Mike Papantonio: Well, I mean you bring up the point. There are things that can be done once a product is put on the market, you can then say, ‘Okay, well we have to do some things now to correct our screw up to begin with.’ When this is another major mess up by the FDA where they’re not doing their job. There’s no other way to put it. They could have looked at the clinicals. They could have seen that the clinicals were gamed. They could have seen if they were missing. They could have seen if they were extensive enough. There were a lot of things they could have done. They could have looked at the power aspect of the studies that were done. Here. They now mess up again. The FDA messes up again. And they have ways to correct it. They can send out alert letters, as you point out. They can start a public service kind of campaign. What other things can they do, John?
John Restaino: They have many things available to them. As you just mentioned, the public service campaign can be important. Every patient has a right to know of the serious effects associated with the drugs that they’re taking. These adverse events that are being recognized with Actemra are inherent in the entire class and the other drugs are warning of. The FDA should be sending, as we mentioned, a safety alert to the doctors, so when doctors are putting the patients on this drug, they’re now monitoring them for the early signs and symptoms of cardiovascular disease, interstitial lung disease and pancreatitis. All of which have been found to be increased when taking this drug.

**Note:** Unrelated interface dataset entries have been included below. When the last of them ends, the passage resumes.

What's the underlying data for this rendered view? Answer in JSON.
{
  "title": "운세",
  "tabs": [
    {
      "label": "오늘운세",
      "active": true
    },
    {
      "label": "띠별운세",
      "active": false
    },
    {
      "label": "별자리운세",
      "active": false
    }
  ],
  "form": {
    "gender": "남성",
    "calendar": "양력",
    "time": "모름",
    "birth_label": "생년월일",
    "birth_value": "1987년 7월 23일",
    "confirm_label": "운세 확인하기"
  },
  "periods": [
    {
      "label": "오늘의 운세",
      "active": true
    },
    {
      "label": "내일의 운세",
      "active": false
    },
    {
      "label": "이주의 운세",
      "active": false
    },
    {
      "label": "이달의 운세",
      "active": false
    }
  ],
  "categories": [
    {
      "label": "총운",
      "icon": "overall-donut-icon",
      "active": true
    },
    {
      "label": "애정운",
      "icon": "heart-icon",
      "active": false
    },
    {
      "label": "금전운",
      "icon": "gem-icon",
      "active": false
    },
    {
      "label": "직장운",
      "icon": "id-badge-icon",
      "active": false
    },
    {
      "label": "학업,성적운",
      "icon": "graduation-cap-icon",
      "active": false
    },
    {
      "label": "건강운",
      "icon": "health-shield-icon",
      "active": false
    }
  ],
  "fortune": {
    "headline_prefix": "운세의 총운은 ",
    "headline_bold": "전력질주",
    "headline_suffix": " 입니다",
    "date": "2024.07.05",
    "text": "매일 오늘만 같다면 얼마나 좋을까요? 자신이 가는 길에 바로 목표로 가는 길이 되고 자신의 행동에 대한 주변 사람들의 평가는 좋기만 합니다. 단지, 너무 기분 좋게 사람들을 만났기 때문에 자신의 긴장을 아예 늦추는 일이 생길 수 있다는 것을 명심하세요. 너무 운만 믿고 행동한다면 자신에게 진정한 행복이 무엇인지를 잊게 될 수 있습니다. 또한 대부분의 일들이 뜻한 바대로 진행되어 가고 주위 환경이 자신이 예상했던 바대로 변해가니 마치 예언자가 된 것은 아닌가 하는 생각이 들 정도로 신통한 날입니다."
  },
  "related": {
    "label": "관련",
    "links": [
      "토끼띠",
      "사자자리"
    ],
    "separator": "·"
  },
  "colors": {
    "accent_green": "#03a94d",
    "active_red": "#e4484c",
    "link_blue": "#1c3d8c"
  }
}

Mike Papantonio: Okay, now. Look, you’re sitting here both as a medical doctor and as an attorney. Wearing both of those hats, what is happening with the drug industry in general to where we, it’s almost weekly, where we do a story just like this to where we find out they just haven’t told the truth? A drug manufacturer has again lied to consumers. Consumers have died because the company has lied. FDA has dropped the ball because the company has lied. What is this trend that we’re seeing? In about 30 seconds or so, what’s your take on this trend?
John Restaino: Big pharma is going to continue to do this because of the monetary advantages for as long as they can. We can go back to Vioxx. I the clinical trials of Vioxx, they knew there was an increased risk of cardiovascular disease. They hid it from the FDA until it came out in the public as more and more people took these drugs. It’s exactly what we’re seeing with Actemra right now. The reports to the FDA itself is showing a markedly increased risk.
Mike Papantonio: Yeah. It seems to be what we have to live with. I tell everybody, unless a drug has been on the market for more than 10 years, why would you take a risk with a drug? John, thanks for joining me.